## Exercise instructions:
Write only the number of lines in the entries below that contain the word "amount".

(Element data from apps and pages)
========
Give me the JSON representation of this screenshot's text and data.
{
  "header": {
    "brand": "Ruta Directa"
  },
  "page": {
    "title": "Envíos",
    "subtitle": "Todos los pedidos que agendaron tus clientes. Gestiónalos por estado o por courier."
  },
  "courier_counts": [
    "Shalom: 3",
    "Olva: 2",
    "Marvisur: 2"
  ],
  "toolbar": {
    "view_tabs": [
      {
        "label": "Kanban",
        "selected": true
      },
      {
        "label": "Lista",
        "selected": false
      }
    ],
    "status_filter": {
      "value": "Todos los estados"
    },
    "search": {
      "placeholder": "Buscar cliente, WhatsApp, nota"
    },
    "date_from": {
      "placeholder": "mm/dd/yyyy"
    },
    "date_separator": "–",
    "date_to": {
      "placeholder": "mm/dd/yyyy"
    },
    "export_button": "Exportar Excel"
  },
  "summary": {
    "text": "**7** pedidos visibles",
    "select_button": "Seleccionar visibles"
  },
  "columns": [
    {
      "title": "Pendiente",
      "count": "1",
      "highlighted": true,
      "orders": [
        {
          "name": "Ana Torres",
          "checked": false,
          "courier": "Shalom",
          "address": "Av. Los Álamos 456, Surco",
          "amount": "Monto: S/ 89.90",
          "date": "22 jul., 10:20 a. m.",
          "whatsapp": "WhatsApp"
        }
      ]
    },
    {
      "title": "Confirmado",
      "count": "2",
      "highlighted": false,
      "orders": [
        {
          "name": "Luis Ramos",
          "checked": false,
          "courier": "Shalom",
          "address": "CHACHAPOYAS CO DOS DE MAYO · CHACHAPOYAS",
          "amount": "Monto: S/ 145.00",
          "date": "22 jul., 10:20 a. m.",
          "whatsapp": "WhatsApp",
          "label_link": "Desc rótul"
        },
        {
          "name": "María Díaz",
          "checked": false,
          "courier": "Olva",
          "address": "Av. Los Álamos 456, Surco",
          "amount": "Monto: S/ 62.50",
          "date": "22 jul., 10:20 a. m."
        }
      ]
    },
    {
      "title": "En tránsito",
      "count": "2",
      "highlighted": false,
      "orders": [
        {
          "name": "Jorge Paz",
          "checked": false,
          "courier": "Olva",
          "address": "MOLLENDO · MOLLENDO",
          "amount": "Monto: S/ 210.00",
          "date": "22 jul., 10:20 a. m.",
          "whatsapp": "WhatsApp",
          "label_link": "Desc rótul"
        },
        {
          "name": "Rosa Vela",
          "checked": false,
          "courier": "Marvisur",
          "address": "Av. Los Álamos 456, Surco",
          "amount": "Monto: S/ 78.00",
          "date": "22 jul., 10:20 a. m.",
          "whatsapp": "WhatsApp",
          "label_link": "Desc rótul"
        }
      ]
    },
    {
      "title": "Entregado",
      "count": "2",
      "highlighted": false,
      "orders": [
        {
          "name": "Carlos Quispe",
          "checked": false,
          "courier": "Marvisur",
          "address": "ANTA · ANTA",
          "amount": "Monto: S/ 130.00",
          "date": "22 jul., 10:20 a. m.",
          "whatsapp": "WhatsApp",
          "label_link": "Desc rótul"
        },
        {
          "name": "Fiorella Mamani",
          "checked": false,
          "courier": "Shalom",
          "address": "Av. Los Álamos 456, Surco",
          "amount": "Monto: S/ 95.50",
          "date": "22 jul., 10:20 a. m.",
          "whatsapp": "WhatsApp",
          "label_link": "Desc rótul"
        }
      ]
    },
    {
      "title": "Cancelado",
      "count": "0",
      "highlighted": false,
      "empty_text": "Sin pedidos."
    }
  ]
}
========
## Exercise result:
7